Six hundred Wyomingites and 1.3 million other Americans will lose their unemployment insurance benefits on Saturday.
The loss comes after Congress didn't renew the Emergency Unemployed Compensation program put into place in the wake of the 2008 financial meltdown.
Advocates for renewing the measure were hoping a provision to renew the program could slide into the Ryan-Murray budget that’s awaiting President Barack Obama’s signature. But a push for extending the subsidy might have prevented the compromise that helped usher the budget bill through both chambers — a feat unseen in Washington since 2009. Congress has authorized spending since then without voting on a new budget.
President George W. Bush and the 111th Congress enacted the measure shortly after the Great Recession took hold. Proponents of an extension say it’s necessary because the nation still has 1.5 million fewer jobs than it did in 2008, when the program went into effect, according to a report from U.S. House Democrats in the Ways and Means Committee.
The insurance gave extra financial help to people who had been out of work for between 26 and 40 weeks. Congress has reduced the number of weeks for which an eligible person could receive benefits in the past two years. At one time the benchmark was 99 weeks.
Benefit recipients who qualified for the program didn’t quit and weren’t terminated by their prior employer. They were either laid off or had another circumstance force them to lose their job. They had to actively be looking for a job in order to receive the payments.
The maximum a person could receive was $471 per week. The minimum was $35, and the average was $300, according to the Wyoming Department of Workforce Services. The amounts depended on wages previously earned.
This year wasn’t a good year for Americans dependent upon government programs. The budget cuts known as sequestration hit domestic programs and cost the country 750,000 fewer new jobs from being created or retained, according to the Congressional Budget Office.
A provision giving a larger monthly amount of food stamps to Supplemental Nutrition Assistance Program beneficiaries also ended.
“People forget about these little things,” said Mike Evangelist, policy analyst for the National Employment Law Project, a left-leaning think tank in Manhattan. “Congress has been chipping away. Our economy won’t collapse, but it’s going to hurt individuals.”
The report from the Ways and Means panel's Democrats said the benefits remain a financial lifeline for Americans searching for work
“Eliminating these benefits will not only cause needless harm to many families, but also put yet another hurdle in front of the nation’s economic growth,” according to the report. “… The primary impact of extended benefits is to keep people looking for work.”
Even though recipients have to be actively looking for jobs, members of Wyoming's all-Republican congressional delegation think differently than Democrats.
The labor participation rate is at a 35-year low, said Laura Mengelkamp, spokeswoman for Sen. John Barrasso.
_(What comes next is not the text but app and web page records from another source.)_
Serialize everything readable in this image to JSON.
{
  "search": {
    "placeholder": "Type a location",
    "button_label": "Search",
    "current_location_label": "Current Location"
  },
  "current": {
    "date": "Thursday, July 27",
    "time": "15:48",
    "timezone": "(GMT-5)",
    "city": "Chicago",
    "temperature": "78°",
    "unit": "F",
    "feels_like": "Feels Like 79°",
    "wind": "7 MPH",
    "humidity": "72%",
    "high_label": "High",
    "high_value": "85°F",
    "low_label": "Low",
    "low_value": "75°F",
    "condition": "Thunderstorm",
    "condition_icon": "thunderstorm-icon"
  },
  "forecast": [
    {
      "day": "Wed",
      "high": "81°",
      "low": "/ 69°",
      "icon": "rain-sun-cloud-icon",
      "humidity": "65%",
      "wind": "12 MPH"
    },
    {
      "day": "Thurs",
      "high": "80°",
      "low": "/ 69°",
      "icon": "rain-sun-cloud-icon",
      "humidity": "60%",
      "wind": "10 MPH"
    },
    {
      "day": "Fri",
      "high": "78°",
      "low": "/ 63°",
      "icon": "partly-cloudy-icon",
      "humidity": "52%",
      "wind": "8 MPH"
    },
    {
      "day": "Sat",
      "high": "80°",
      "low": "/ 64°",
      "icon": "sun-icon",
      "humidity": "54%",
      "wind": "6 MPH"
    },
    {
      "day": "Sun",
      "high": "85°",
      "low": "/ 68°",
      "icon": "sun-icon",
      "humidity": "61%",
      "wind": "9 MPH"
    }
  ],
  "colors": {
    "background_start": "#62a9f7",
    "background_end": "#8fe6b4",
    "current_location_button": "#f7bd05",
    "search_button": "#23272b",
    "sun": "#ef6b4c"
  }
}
“Americans have given up looking for work,” she said.
Sen. Mike Enzi worries that unemployment benefits discourage people from looking for work.
Unemployment isn’t fixed by only providing benefits, Enzi spokesman Dan Head said.
Congress should focus more on creating an economic climate that fosters job creation through tax reform, repealing Obamacare and removing government red tape, he said.
“The program was designed to provide short-term assistance, not a permanent check from the government,” Head said.
More cuts will come in 2014 to people who have been unemployed for less than 26 weeks. In June, 3,700 more Wyomingites and an additional 1.9 million Americans will lose unemployment benefits if Congress doesn’t act.